**Task input**
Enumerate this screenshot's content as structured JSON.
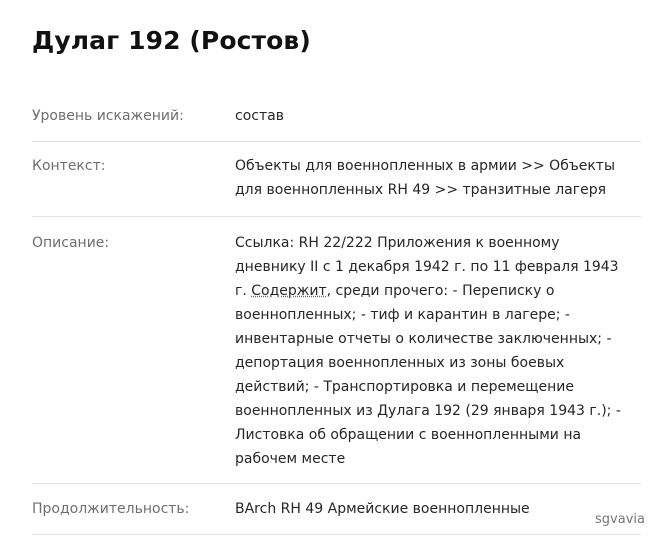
{
  "title": "Дулаг 192 (Ростов)",
  "fields": {
    "distortion": {
      "label": "Уровень искажений:",
      "value": "состав"
    },
    "context": {
      "label": "Контекст:",
      "line1": "Объекты для военнопленных в армии >> Объекты",
      "line2": "для военнопленных RH 49 >> транзитные лагеря"
    },
    "description": {
      "label": "Описание:",
      "line1": "Ссылка: RH 22/222 Приложения к военному",
      "line2": "дневнику II с 1 декабря 1942 г. по 11 февраля 1943",
      "line3_pre": "г. ",
      "line3_underlined": "Содержит",
      "line3_post": ", среди прочего: - Переписку о",
      "line4": "военнопленных; - тиф и карантин в лагере; -",
      "line5": "инвентарные отчеты о количестве заключенных; -",
      "line6": "депортация военнопленных из зоны боевых",
      "line7": "действий; - Транспортировка и перемещение",
      "line8": "военнопленных из Дулага 192 (29 января 1943 г.); -",
      "line9": "Листовка об обращении с военнопленными на",
      "line10": "рабочем месте"
    },
    "duration": {
      "label": "Продолжительность:",
      "value": "BArch RH 49 Армейские военнопленные"
    }
  },
  "watermark": "sgvavia"
}
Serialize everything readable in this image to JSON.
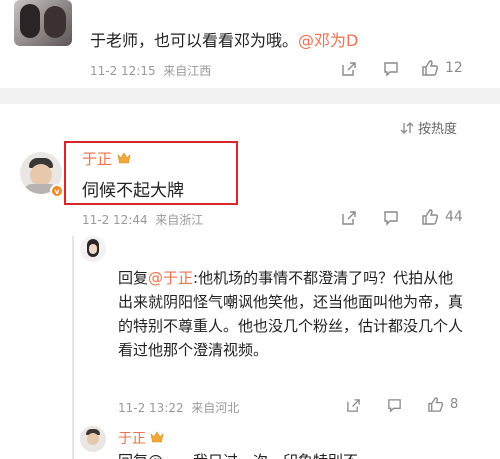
{
  "comment_top": {
    "text_prefix": "于老师，也可以看看邓为哦。",
    "mention": "@邓为D",
    "time": "11-2 12:15",
    "location": "来自江西",
    "likes": "12"
  },
  "sort": {
    "label": "按热度"
  },
  "comment_main": {
    "author": "于正",
    "text": "伺候不起大牌",
    "time": "11-2 12:44",
    "location": "来自浙江",
    "likes": "44"
  },
  "reply_1": {
    "reply_word": "回复",
    "mention": "@于正",
    "text": ":他机场的事情不都澄清了吗？代拍从他出来就阴阳怪气嘲讽他笑他，还当他面叫他为帝，真的特别不尊重人。他也没几个粉丝，估计都没几个人看过他那个澄清视频。",
    "time": "11-2 13:22",
    "location": "来自河北",
    "likes": "8"
  },
  "reply_2": {
    "author": "于正",
    "text_partial": "回复@……我只过一次，印象特别不"
  },
  "colors": {
    "highlight_box": "#d9262c",
    "mention": "#eb7350",
    "badge_orange": "#f08a24"
  }
}
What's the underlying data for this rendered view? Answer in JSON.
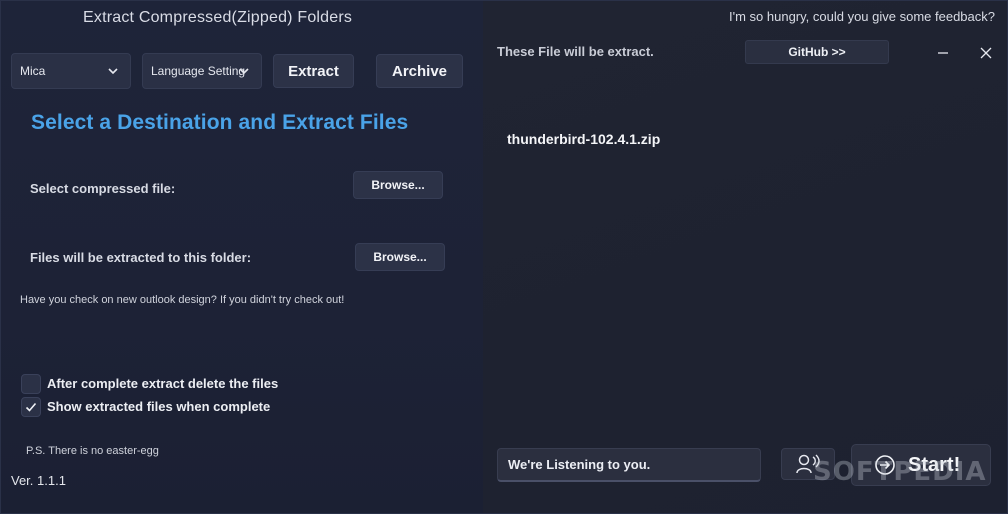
{
  "app": {
    "title": "Extract Compressed(Zipped) Folders",
    "version": "Ver. 1.1.1"
  },
  "toolbar": {
    "theme_select": {
      "value": "Mica"
    },
    "language_select": {
      "value": "Language Setting"
    },
    "extract_label": "Extract",
    "archive_label": "Archive"
  },
  "main": {
    "heading": "Select a Destination and Extract Files",
    "select_file_label": "Select compressed file:",
    "browse_file_label": "Browse...",
    "dest_folder_label": "Files will be extracted to this folder:",
    "browse_folder_label": "Browse...",
    "outlook_note": "Have you check on new outlook design? If you didn't try check out!",
    "options": [
      {
        "label": "After complete extract delete the files",
        "checked": false
      },
      {
        "label": "Show extracted files when complete",
        "checked": true
      }
    ],
    "easter_egg_note": "P.S. There is no easter-egg"
  },
  "right": {
    "feedback_text": "I'm so hungry, could you give some feedback?",
    "section_label": "These File will be extract.",
    "github_label": "GitHub >>",
    "files": [
      "thunderbird-102.4.1.zip"
    ],
    "input_text": "We're Listening to you.",
    "start_label": "Start!"
  },
  "watermark": "SOFTPEDIA",
  "colors": {
    "accent": "#4aa3e8",
    "background": "#1c2236",
    "panel": "#2b2f3f"
  },
  "icons": {
    "chevron": "chevron-down-icon",
    "check": "check-icon",
    "minimize": "minimize-icon",
    "close": "close-icon",
    "voice": "speaking-person-icon",
    "start": "arrow-circle-right-icon"
  }
}
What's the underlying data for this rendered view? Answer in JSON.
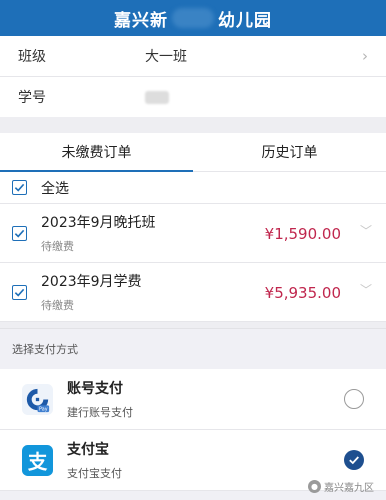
{
  "header": {
    "title_left": "嘉兴新",
    "title_right": "幼儿园"
  },
  "info": {
    "class_label": "班级",
    "class_value": "大一班",
    "student_no_label": "学号"
  },
  "tabs": [
    {
      "label": "未缴费订单",
      "active": true
    },
    {
      "label": "历史订单",
      "active": false
    }
  ],
  "select_all_label": "全选",
  "orders": [
    {
      "name": "2023年9月晚托班",
      "status": "待缴费",
      "amount": "¥1,590.00",
      "checked": true
    },
    {
      "name": "2023年9月学费",
      "status": "待缴费",
      "amount": "¥5,935.00",
      "checked": true
    }
  ],
  "payment": {
    "section_label": "选择支付方式",
    "methods": [
      {
        "name": "账号支付",
        "desc": "建行账号支付",
        "icon": "ccb-bank-icon",
        "selected": false
      },
      {
        "name": "支付宝",
        "desc": "支付宝支付",
        "icon": "alipay-icon",
        "selected": true
      }
    ]
  },
  "watermark": "嘉兴嘉九区",
  "colors": {
    "brand": "#1e6fb8",
    "amount": "#c0264d",
    "alipay": "#1296db",
    "radio_selected": "#1e4f8f"
  }
}
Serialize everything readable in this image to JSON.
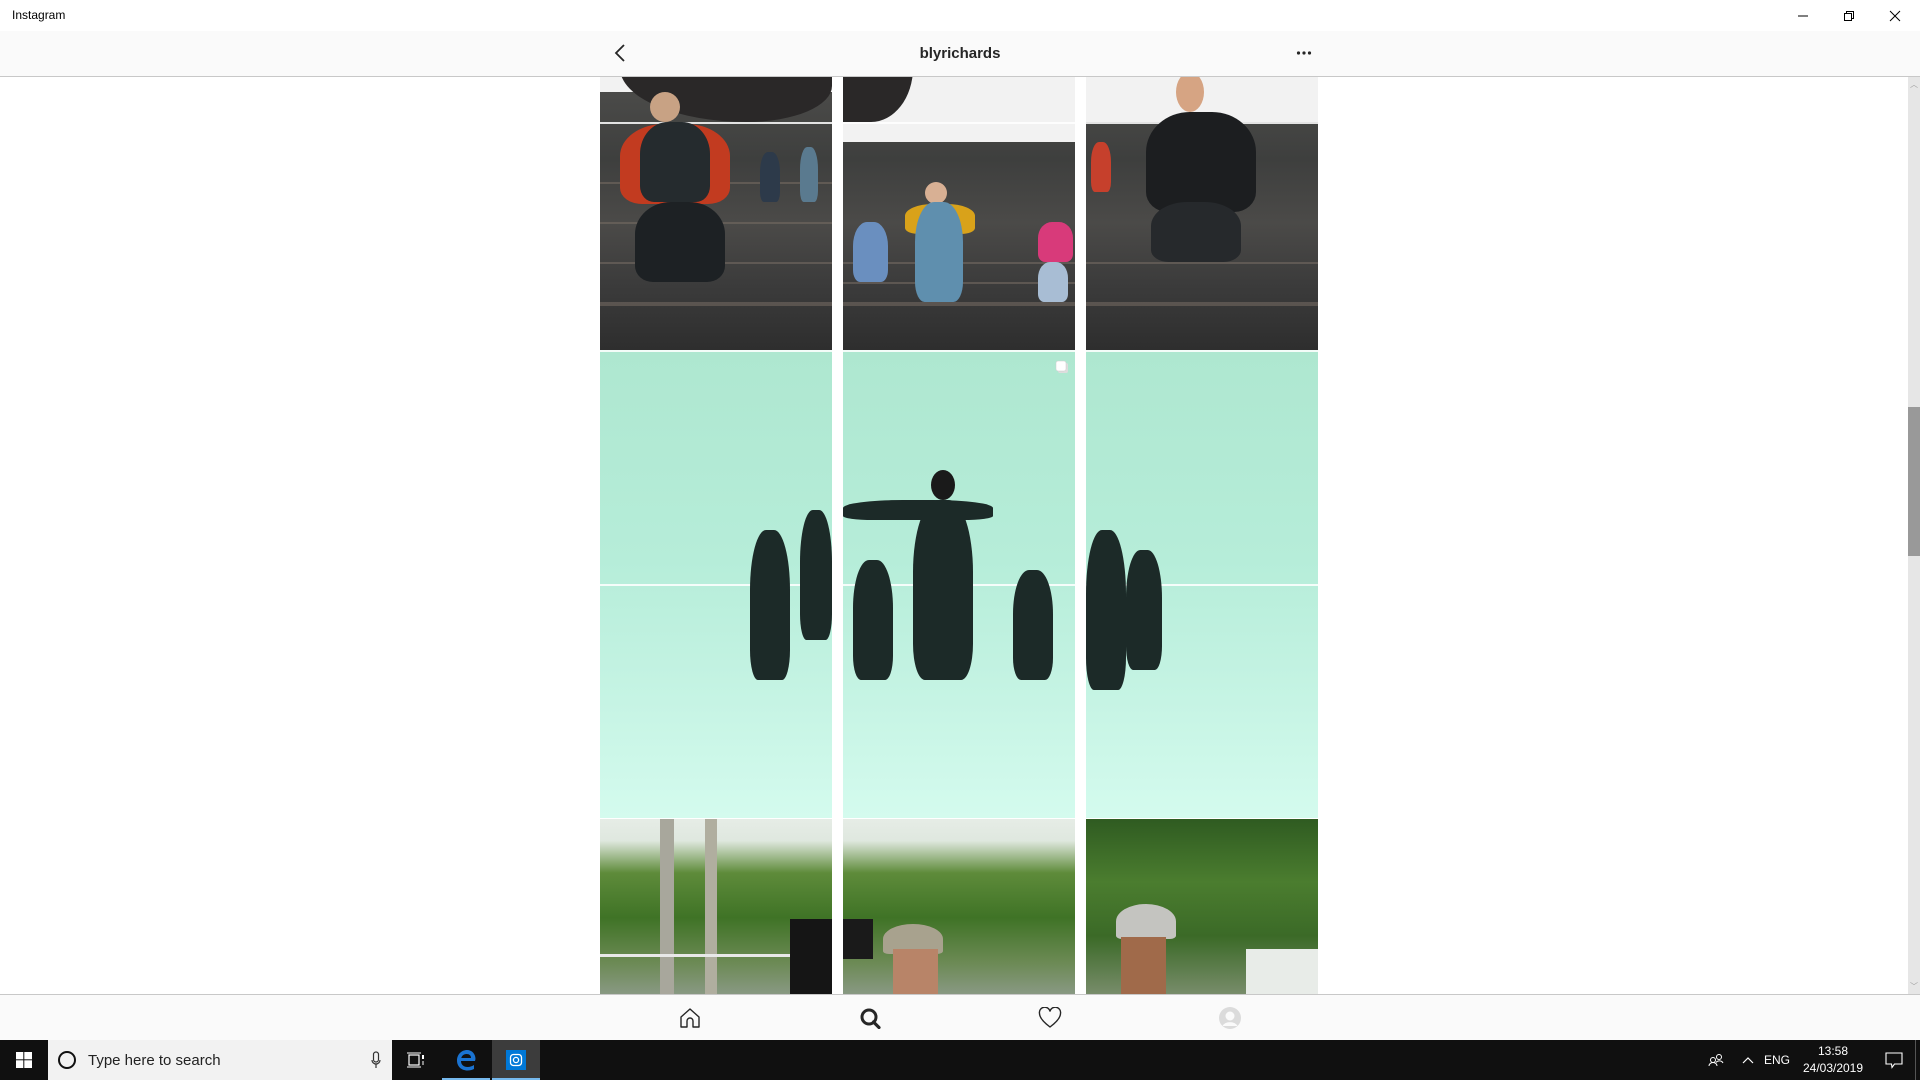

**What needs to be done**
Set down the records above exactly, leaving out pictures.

**Answer box**
Enumerate this screenshot's content as structured JSON.
{
  "title": "Дулаг 192 (Ростов)",
  "fields": {
    "distortion": {
      "label": "Уровень искажений:",
      "value": "состав"
    },
    "context": {
      "label": "Контекст:",
      "line1": "Объекты для военнопленных в армии >> Объекты",
      "line2": "для военнопленных RH 49 >> транзитные лагеря"
    },
    "description": {
      "label": "Описание:",
      "line1": "Ссылка: RH 22/222 Приложения к военному",
      "line2": "дневнику II с 1 декабря 1942 г. по 11 февраля 1943",
      "line3_pre": "г. ",
      "line3_underlined": "Содержит",
      "line3_post": ", среди прочего: - Переписку о",
      "line4": "военнопленных; - тиф и карантин в лагере; -",
      "line5": "инвентарные отчеты о количестве заключенных; -",
      "line6": "депортация военнопленных из зоны боевых",
      "line7": "действий; - Транспортировка и перемещение",
      "line8": "военнопленных из Дулага 192 (29 января 1943 г.); -",
      "line9": "Листовка об обращении с военнопленными на",
      "line10": "рабочем месте"
    },
    "duration": {
      "label": "Продолжительность:",
      "value": "BArch RH 49 Армейские военнопленные"
    }
  },
  "watermark": "sgvavia"
}
Serialize everything readable in this image to JSON.
{
  "comment_top": {
    "text_prefix": "于老师，也可以看看邓为哦。",
    "mention": "@邓为D",
    "time": "11-2 12:15",
    "location": "来自江西",
    "likes": "12"
  },
  "sort": {
    "label": "按热度"
  },
  "comment_main": {
    "author": "于正",
    "text": "伺候不起大牌",
    "time": "11-2 12:44",
    "location": "来自浙江",
    "likes": "44"
  },
  "reply_1": {
    "reply_word": "回复",
    "mention": "@于正",
    "text": ":他机场的事情不都澄清了吗？代拍从他出来就阴阳怪气嘲讽他笑他，还当他面叫他为帝，真的特别不尊重人。他也没几个粉丝，估计都没几个人看过他那个澄清视频。",
    "time": "11-2 13:22",
    "location": "来自河北",
    "likes": "8"
  },
  "reply_2": {
    "author": "于正",
    "text_partial": "回复@……我只过一次，印象特别不"
  },
  "colors": {
    "highlight_box": "#d9262c",
    "mention": "#eb7350",
    "badge_orange": "#f08a24"
  }
}
What's the underlying data for this rendered view? Answer in JSON.
{
  "app": {
    "title": "Extract Compressed(Zipped) Folders",
    "version": "Ver. 1.1.1"
  },
  "toolbar": {
    "theme_select": {
      "value": "Mica"
    },
    "language_select": {
      "value": "Language Setting"
    },
    "extract_label": "Extract",
    "archive_label": "Archive"
  },
  "main": {
    "heading": "Select a Destination and Extract Files",
    "select_file_label": "Select compressed file:",
    "browse_file_label": "Browse...",
    "dest_folder_label": "Files will be extracted to this folder:",
    "browse_folder_label": "Browse...",
    "outlook_note": "Have you check on new outlook design? If you didn't try check out!",
    "options": [
      {
        "label": "After complete extract delete the files",
        "checked": false
      },
      {
        "label": "Show extracted files when complete",
        "checked": true
      }
    ],
    "easter_egg_note": "P.S. There is no easter-egg"
  },
  "right": {
    "feedback_text": "I'm so hungry, could you give some feedback?",
    "section_label": "These File will be extract.",
    "github_label": "GitHub >>",
    "files": [
      "thunderbird-102.4.1.zip"
    ],
    "input_text": "We're Listening to you.",
    "start_label": "Start!"
  },
  "watermark": "SOFTPEDIA",
  "colors": {
    "accent": "#4aa3e8",
    "background": "#1c2236",
    "panel": "#2b2f3f"
  },
  "icons": {
    "chevron": "chevron-down-icon",
    "check": "check-icon",
    "minimize": "minimize-icon",
    "close": "close-icon",
    "voice": "speaking-person-icon",
    "start": "arrow-circle-right-icon"
  }
}
What's the underlying data for this rendered view? Answer in JSON.
{
  "header": {
    "title_left": "嘉兴新",
    "title_right": "幼儿园"
  },
  "info": {
    "class_label": "班级",
    "class_value": "大一班",
    "student_no_label": "学号"
  },
  "tabs": [
    {
      "label": "未缴费订单",
      "active": true
    },
    {
      "label": "历史订单",
      "active": false
    }
  ],
  "select_all_label": "全选",
  "orders": [
    {
      "name": "2023年9月晚托班",
      "status": "待缴费",
      "amount": "¥1,590.00",
      "checked": true
    },
    {
      "name": "2023年9月学费",
      "status": "待缴费",
      "amount": "¥5,935.00",
      "checked": true
    }
  ],
  "payment": {
    "section_label": "选择支付方式",
    "methods": [
      {
        "name": "账号支付",
        "desc": "建行账号支付",
        "icon": "ccb-bank-icon",
        "selected": false
      },
      {
        "name": "支付宝",
        "desc": "支付宝支付",
        "icon": "alipay-icon",
        "selected": true
      }
    ]
  },
  "watermark": "嘉兴嘉九区",
  "colors": {
    "brand": "#1e6fb8",
    "amount": "#c0264d",
    "alipay": "#1296db",
    "radio_selected": "#1e4f8f"
  }
}
Serialize everything readable in this image to JSON.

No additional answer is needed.